[4] Question (v), supra, was answered in the negative. This finding takes the defendant Page out of the orbit of an issuer, Sec. 2, sub-divs. (4) and (11), of the shares sold through Hayden Stone and the latter therefore was not an underwriter, Sec. 2, sub-div. (11), as those terms are defined in the Act. Thus the sales by Page were by the provisions of Sec. 4 of the Act exempted from the provisions of Sec. 5 (which provides generally that it shall be unlawful for any person directly or indirectly to make use of any means or instrument of transportation or communication in interstate commerce, or the mails, in connection with the sale of a security, unless a registration is in effect as to said security) and, therefore, Sec. 12(1) which, by its express language is limited to a person who sells securities in violation of Sec. 5, is not applicable.

[5] Question (vi), supra.

[6] H.Rep. No. 85, 73d Cong., 1st Sess., p. 2 (1933).

[7] Secs. 5, 6, 7 and 10.

[8] Secs. 3(a), 4.

[9] Sec. 20(b).

[10] The sole exception is for government and bank securities exempted from the statute by Sec. 3(a) (2).

[11] S.E.C. v. W. J. Howey Co., 328 U.S. 293, 301, 66 S. Ct. 1100, 1104, 90 L. Ed. 1244.

[12] Wilko v. Swan, 346 U.S. 427, 431, 74 S. Ct. 182.

[13] Since the undisputed facts in this case are that plaintiff's purchases were made upon a national security exchange it is not necessary to consider whether the Act was intended to apply to a transaction not involving a public offering. In Rudnick v. Bischoff, 1st Dept. 1940, 258 App.Div. 608, 17 N.Y.S.2d 575, a cause of action under the Act which alleged a private sale of a few shares of stock owned personally by the defendant and fraud in the sale thereof to the plaintiff was ordered dismissed, the Court stating that in its opinion the Act was not intended to apply to private sales. As far as this Court's research discloses this case has never been cited; Professor Louis Loss in his work entitled "Securities Regulation" states that "the decision was clearly wrong" (p. 997).

[14] Sec. 2(3) of the act.

[15] See Murphy v. Cady, D.C.Me.1939, 30 F. Supp. 466, affirmed sub. nom.
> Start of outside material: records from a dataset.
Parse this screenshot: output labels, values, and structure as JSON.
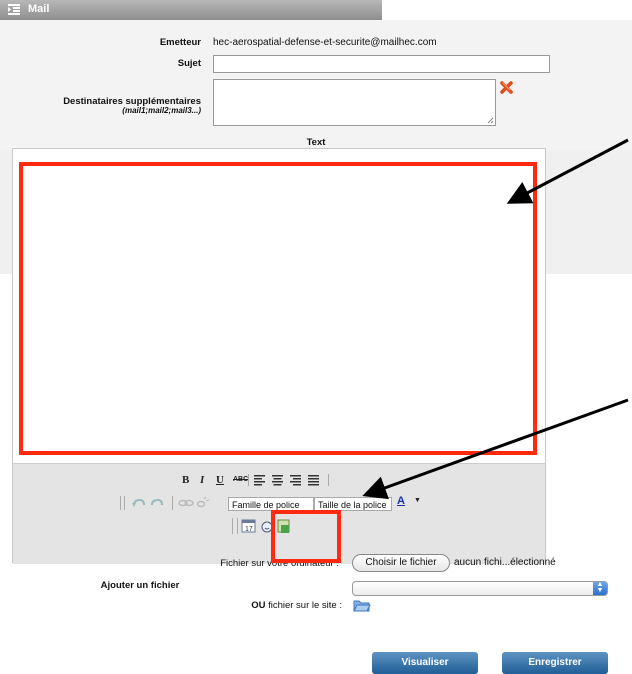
{
  "header": {
    "title": "Mail",
    "icon": "list-indent-icon"
  },
  "form": {
    "sender_label": "Emetteur",
    "sender_value": "hec-aerospatial-defense-et-securite@mailhec.com",
    "subject_label": "Sujet",
    "subject_value": "",
    "recipients_label": "Destinataires supplémentaires",
    "recipients_hint": "(mail1;mail2;mail3...)",
    "recipients_value": "",
    "text_label": "Text"
  },
  "toolbar": {
    "bold": "B",
    "italic": "I",
    "underline": "U",
    "strike": "ABC",
    "font_family": "Famille de police",
    "font_size": "Taille de la police",
    "font_color": "A"
  },
  "attach": {
    "section_label": "Ajouter un fichier",
    "computer_label": "Fichier sur votre ordinateur :",
    "choose_button": "Choisir le fichier",
    "no_file": "aucun fichi...électionné",
    "site_label_bold": "OU",
    "site_label_rest": "fichier sur le site :",
    "site_select_value": ""
  },
  "buttons": {
    "preview": "Visualiser",
    "save": "Enregistrer"
  },
  "colors": {
    "annotation_red": "#ff2a10",
    "button_blue": "#2a6aa3"
  }
}
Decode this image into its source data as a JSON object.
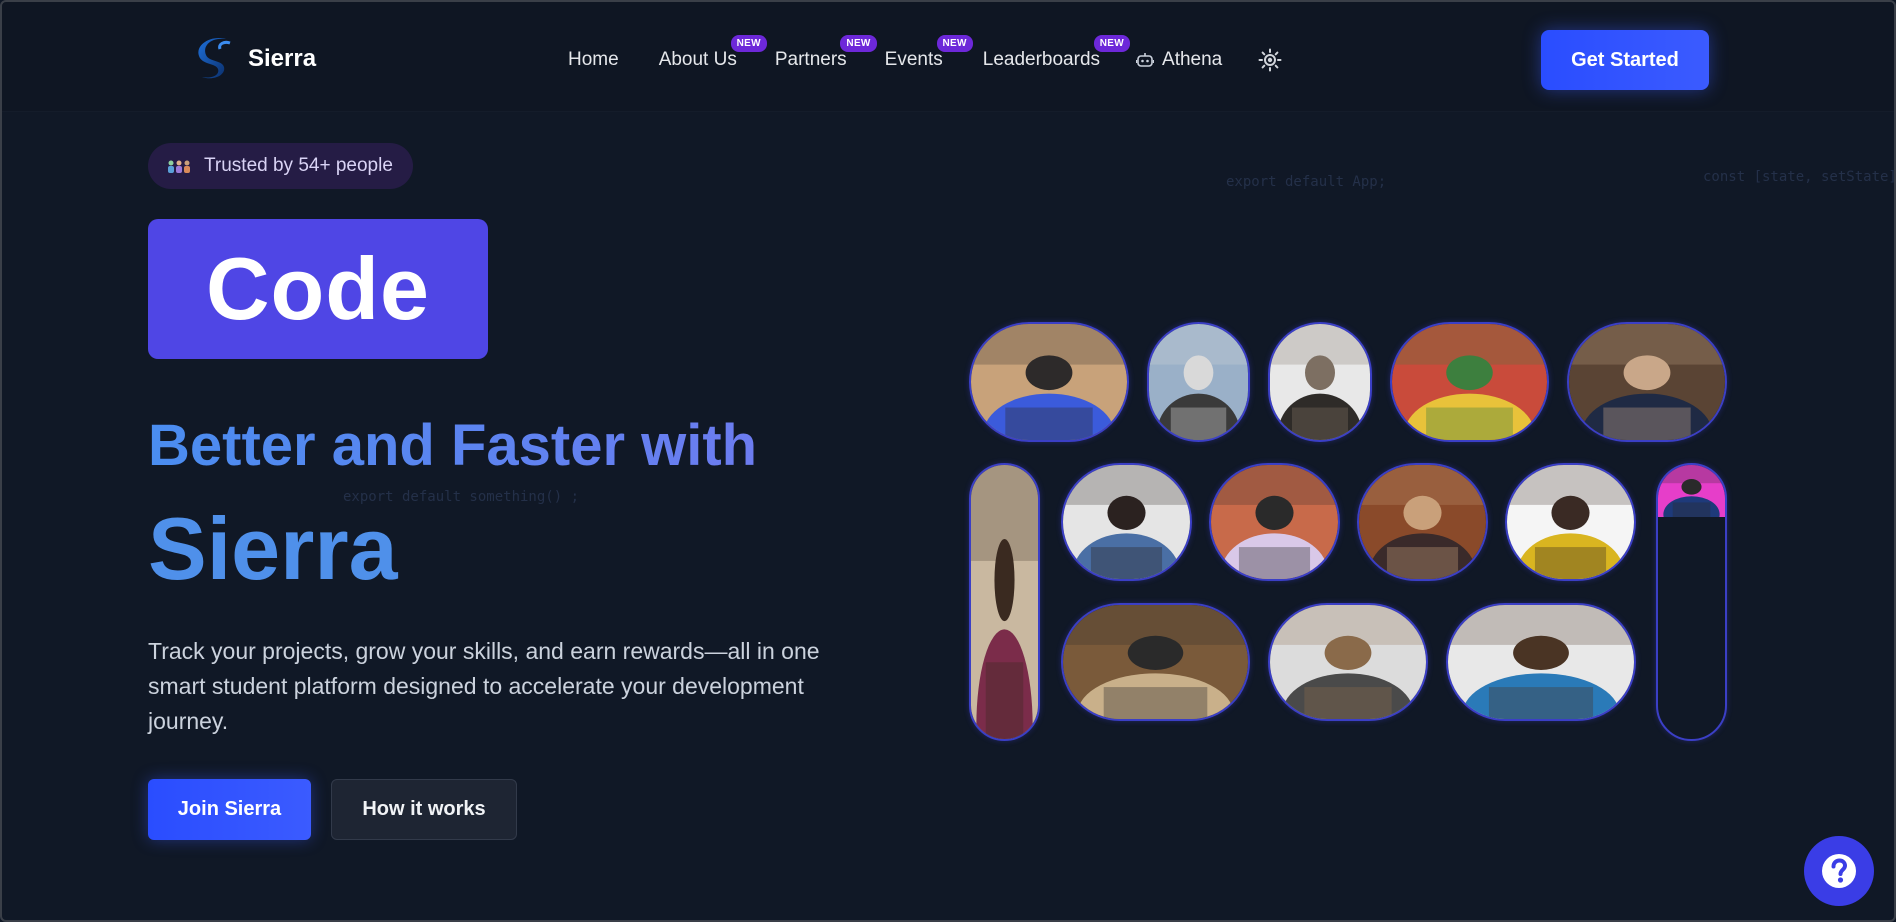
{
  "nav": {
    "brand": "Sierra",
    "links": [
      {
        "label": "Home",
        "badge": ""
      },
      {
        "label": "About Us",
        "badge": "NEW"
      },
      {
        "label": "Partners",
        "badge": "NEW"
      },
      {
        "label": "Events",
        "badge": "NEW"
      },
      {
        "label": "Leaderboards",
        "badge": "NEW"
      },
      {
        "label": "Athena",
        "badge": ""
      }
    ],
    "icons": {
      "athena": "robot-icon",
      "theme": "sun-icon"
    },
    "cta_label": "Get Started"
  },
  "hero": {
    "trusted_label": "Trusted by 54+ people",
    "code_word": "Code",
    "headline_line1": "Better and Faster with",
    "headline_line2": "Sierra",
    "description": "Track your projects, grow your skills, and earn rewards—all in one smart student platform designed to accelerate your development journey.",
    "primary_button": "Join Sierra",
    "secondary_button": "How it works",
    "ghost_code": [
      "export default App;",
      "const [state, setState] = us",
      "export default something() ;"
    ]
  },
  "colors": {
    "background": "#101826",
    "accent": "#4f46e5",
    "button": "#2a4dff",
    "badge": "#6d28d9",
    "headline": "#4f90ea"
  },
  "gallery": {
    "photos": [
      {
        "name": "photo-student-laptop-hoodie",
        "palette": [
          "#c8a27a",
          "#3b5bdb",
          "#2d2a2a"
        ]
      },
      {
        "name": "photo-student-desk",
        "palette": [
          "#9ab0c8",
          "#3a3a3a",
          "#d9d9d9"
        ]
      },
      {
        "name": "photo-group-laptop",
        "palette": [
          "#e8e8e8",
          "#2e2b28",
          "#7d6f62"
        ]
      },
      {
        "name": "photo-group-study-table",
        "palette": [
          "#c94b3b",
          "#e8c23a",
          "#3d7f3e"
        ]
      },
      {
        "name": "photo-student-portrait-office",
        "palette": [
          "#5a4434",
          "#1f2a44",
          "#c9a789"
        ]
      },
      {
        "name": "photo-student-headphones-tall",
        "palette": [
          "#c9b8a0",
          "#7b2c4a",
          "#3a2a20"
        ]
      },
      {
        "name": "photo-students-writing",
        "palette": [
          "#e5e5e5",
          "#4a6fa5",
          "#2b2220"
        ]
      },
      {
        "name": "photo-student-tablet-smile",
        "palette": [
          "#c86a4a",
          "#d9c8e8",
          "#2a2a2a"
        ]
      },
      {
        "name": "photo-group-cafe",
        "palette": [
          "#8a4a2a",
          "#3a2a2a",
          "#c9a07a"
        ]
      },
      {
        "name": "photo-student-books-yellow",
        "palette": [
          "#f5f5f5",
          "#d9b520",
          "#3a2a24"
        ]
      },
      {
        "name": "photo-student-pink-partial",
        "palette": [
          "#e63ec9",
          "#1e3a7a",
          "#2a2a2a"
        ]
      },
      {
        "name": "photo-boy-computer-library",
        "palette": [
          "#7a5a3a",
          "#c9b08a",
          "#2a2a2a"
        ]
      },
      {
        "name": "photo-man-imac-glasses",
        "palette": [
          "#dcdcdc",
          "#4a4a4a",
          "#8a6a4a"
        ]
      },
      {
        "name": "photo-man-laptop-blue-shirt",
        "palette": [
          "#e8e8e8",
          "#2a7ab8",
          "#4a3424"
        ]
      }
    ]
  },
  "help": {
    "icon": "question-icon"
  }
}
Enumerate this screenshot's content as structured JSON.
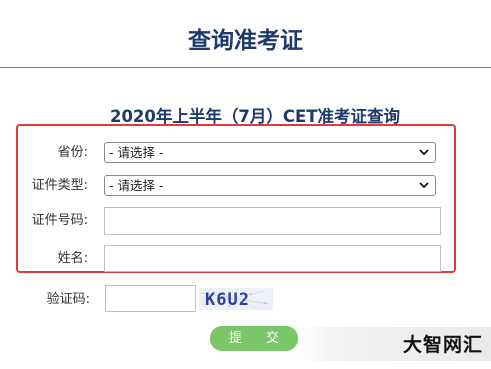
{
  "header": {
    "title": "查询准考证"
  },
  "form": {
    "subtitle": "2020年上半年（7月）CET准考证查询",
    "province": {
      "label": "省份:",
      "selected": "- 请选择 -"
    },
    "id_type": {
      "label": "证件类型:",
      "selected": "- 请选择 -"
    },
    "id_number": {
      "label": "证件号码:",
      "value": ""
    },
    "name": {
      "label": "姓名:",
      "value": ""
    },
    "captcha": {
      "label": "验证码:",
      "value": "",
      "image_text": "K6U2"
    },
    "submit_label": "提 交"
  },
  "watermark": {
    "text": "大智网汇"
  },
  "colors": {
    "title": "#1d3a6a",
    "highlight_border": "#e23a3a",
    "submit_bg": "#7cc66a",
    "divider": "#9b6a8e"
  }
}
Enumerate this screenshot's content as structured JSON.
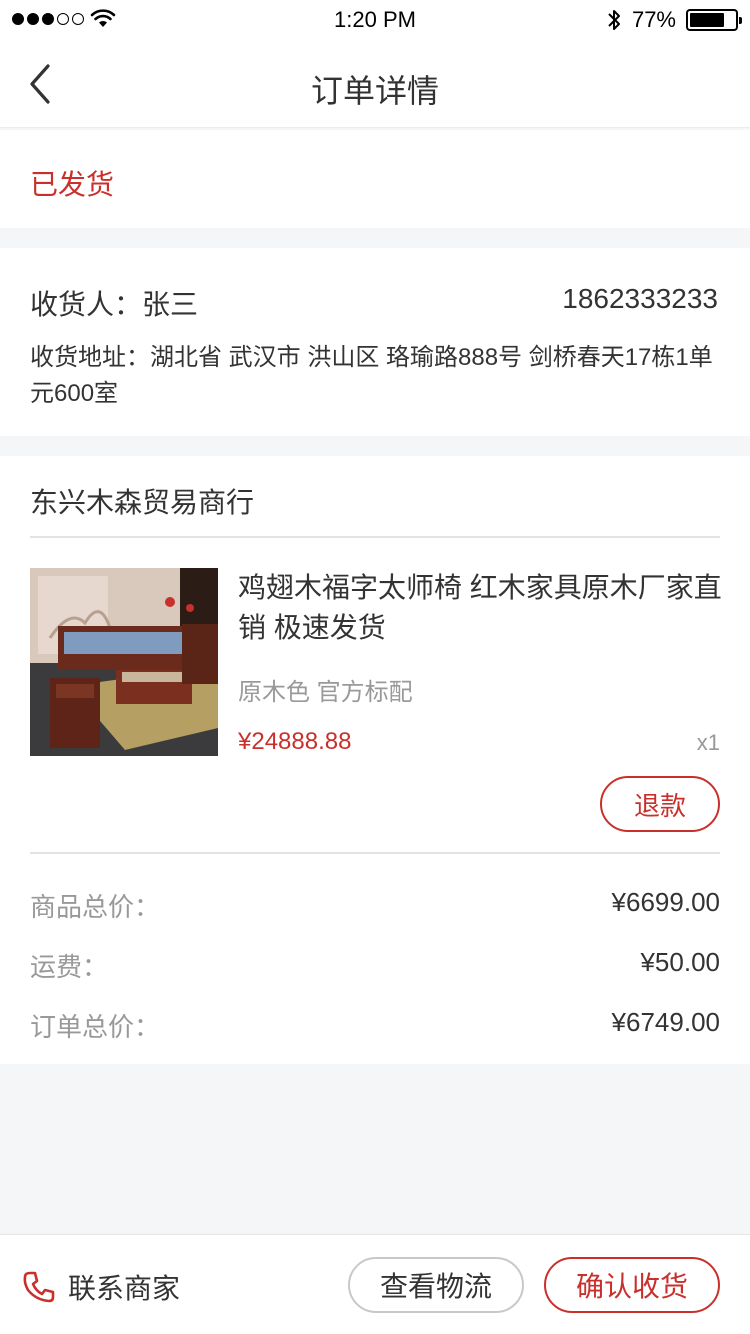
{
  "status_bar": {
    "signal_dots_filled": 3,
    "signal_dots_total": 5,
    "time": "1:20 PM",
    "battery_percent": "77%",
    "battery_level": 0.77
  },
  "nav": {
    "title": "订单详情",
    "back_icon": "chevron-left-icon"
  },
  "order": {
    "status": "已发货"
  },
  "receiver": {
    "name_label": "收货人：张三",
    "phone": "1862333233",
    "address": "收货地址：湖北省 武汉市 洪山区 珞瑜路888号 剑桥春天17栋1单元600室"
  },
  "shop": {
    "name": "东兴木森贸易商行"
  },
  "product": {
    "title": "鸡翅木福字太师椅 红木家具原木厂家直销 极速发货",
    "spec": "原木色 官方标配",
    "price": "¥24888.88",
    "quantity": "x1",
    "refund_label": "退款"
  },
  "summary": [
    {
      "label": "商品总价：",
      "value": "¥6699.00"
    },
    {
      "label": "运费：",
      "value": "¥50.00"
    },
    {
      "label": "订单总价：",
      "value": "¥6749.00"
    }
  ],
  "bottom": {
    "contact_label": "联系商家",
    "logistics_label": "查看物流",
    "confirm_label": "确认收货"
  },
  "colors": {
    "accent": "#c9302c",
    "background": "#f5f6f8",
    "muted_text": "#999999"
  }
}
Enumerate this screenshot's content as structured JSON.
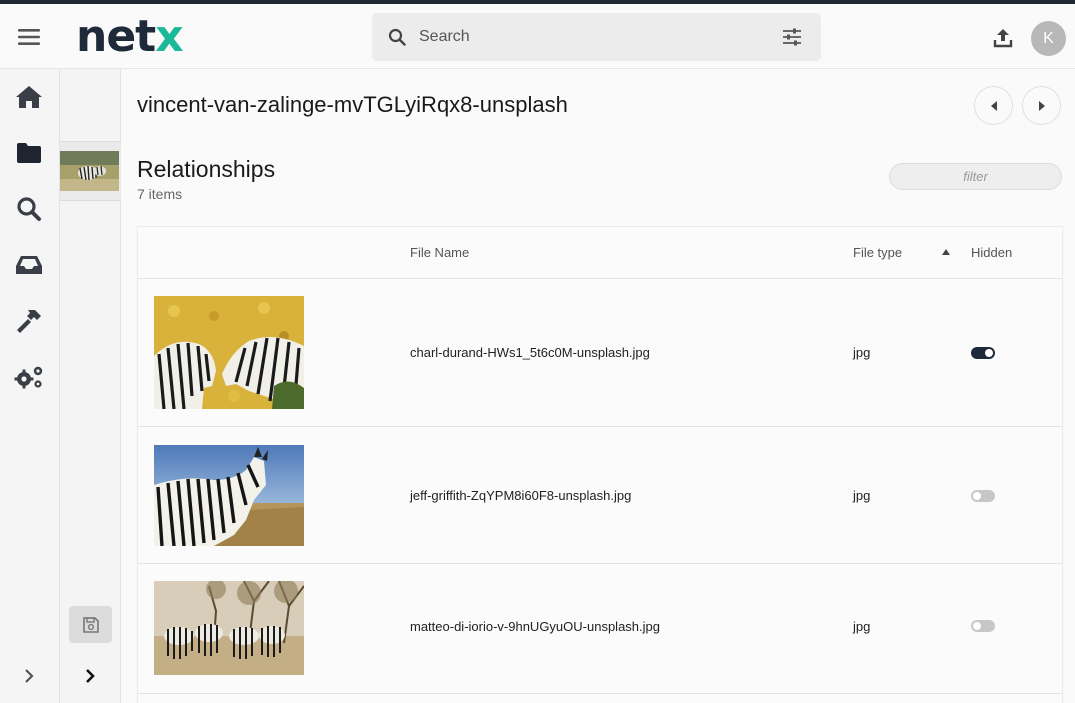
{
  "header": {
    "logo_prefix": "net",
    "logo_suffix": "x",
    "search_placeholder": "Search",
    "avatar_initial": "K"
  },
  "colors": {
    "brand_dark": "#1e2a3a",
    "brand_accent": "#1bb99a"
  },
  "sidebar": {
    "items": [
      {
        "icon": "home-icon"
      },
      {
        "icon": "folder-icon"
      },
      {
        "icon": "search-icon"
      },
      {
        "icon": "inbox-icon"
      },
      {
        "icon": "hammer-icon"
      },
      {
        "icon": "gears-icon"
      }
    ]
  },
  "asset": {
    "title": "vincent-van-zalinge-mvTGLyiRqx8-unsplash"
  },
  "relationships": {
    "title": "Relationships",
    "count_label": "7 items",
    "filter_placeholder": "filter",
    "columns": {
      "file_name": "File Name",
      "file_type": "File type",
      "hidden": "Hidden"
    },
    "rows": [
      {
        "file_name": "charl-durand-HWs1_5t6c0M-unsplash.jpg",
        "file_type": "jpg",
        "hidden": true
      },
      {
        "file_name": "jeff-griffith-ZqYPM8i60F8-unsplash.jpg",
        "file_type": "jpg",
        "hidden": false
      },
      {
        "file_name": "matteo-di-iorio-v-9hnUGyuOU-unsplash.jpg",
        "file_type": "jpg",
        "hidden": false
      }
    ]
  }
}
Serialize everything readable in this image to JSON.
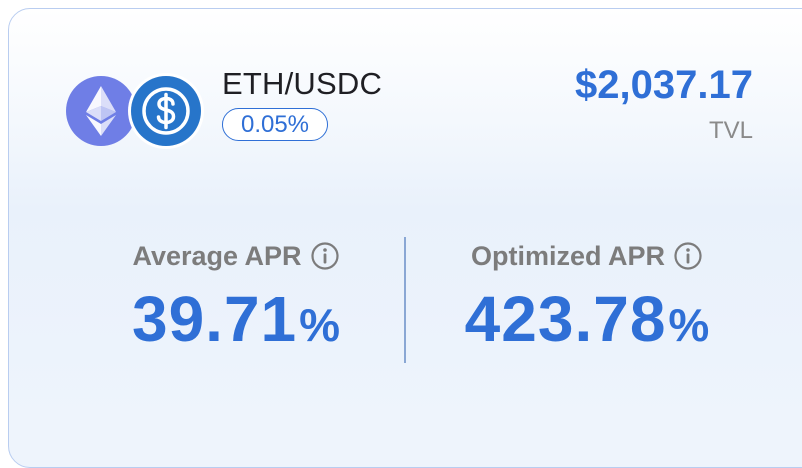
{
  "pool": {
    "pair": "ETH/USDC",
    "fee": "0.05%",
    "tokens": [
      {
        "symbol": "ETH",
        "icon": "ethereum-icon",
        "color": "#6f7ee6"
      },
      {
        "symbol": "USDC",
        "icon": "usdc-icon",
        "color": "#2775ca"
      }
    ]
  },
  "tvl": {
    "value": "$2,037.17",
    "label": "TVL"
  },
  "metrics": {
    "average": {
      "label": "Average APR",
      "value": "39.71",
      "unit": "%"
    },
    "optimized": {
      "label": "Optimized APR",
      "value": "423.78",
      "unit": "%"
    }
  },
  "colors": {
    "accent": "#2f6fd6",
    "muted": "#7c7c7c",
    "border": "#b9cdf0"
  }
}
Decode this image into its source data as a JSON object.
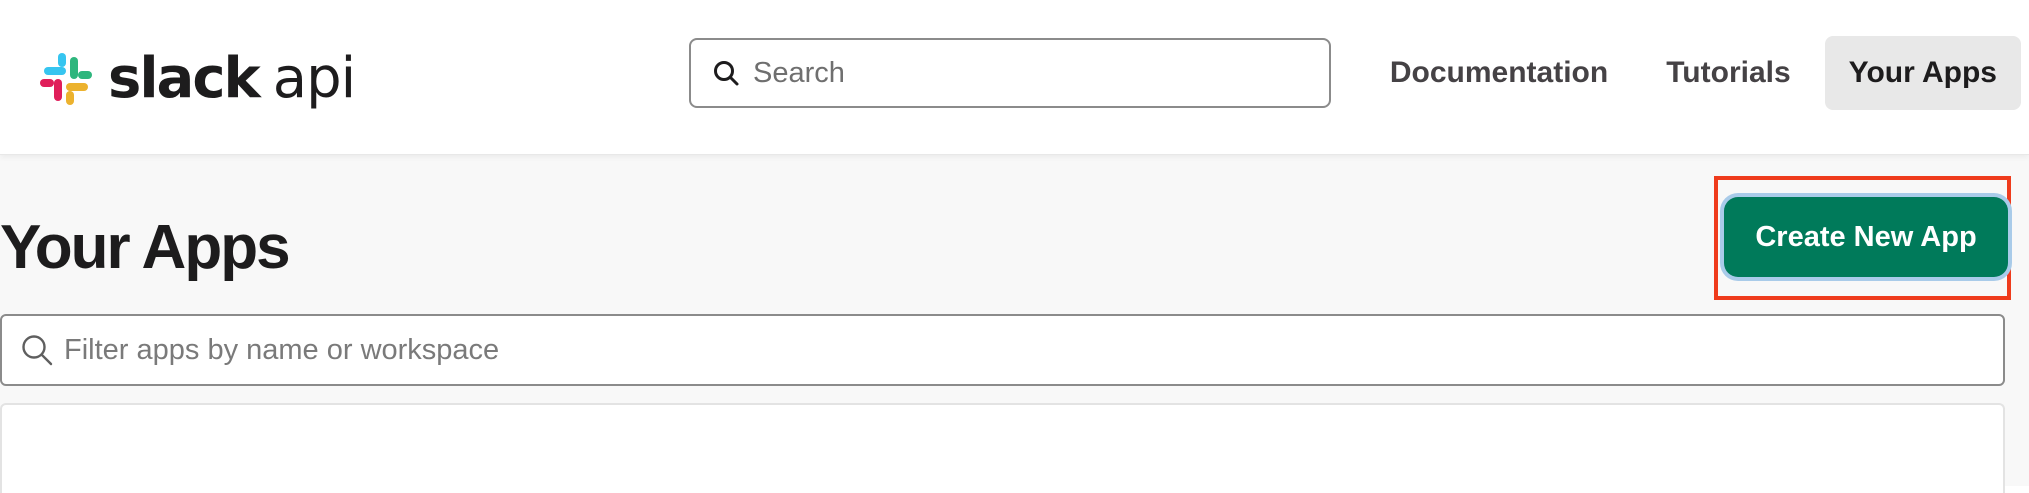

Cady v. Murphy, 1 Cir., 1940, 113 F.2d 988, certiorari denied 1940, 311 U.S. 705, 61 S. Ct. 175, 85 L. Ed. 458; Schillner v. H. Vaughan Clarke & Co., 2 Cir., 1943, 134 F.2d 875; Boehm v. Granger, 181 Misc. 680, 42 N.Y.S.2d 246, affirmed 268 App. Div. 855, 50 N.Y.S.2d 845.

[16] For a discussion of the differences between the civil liabilities for fraud under the 1933 Act and the 1934 Act see Loss, "Securities Regulation", pp. 982-1098.

[17] Sec. 16, 1933 Act; Sec. 28, 1934 Act.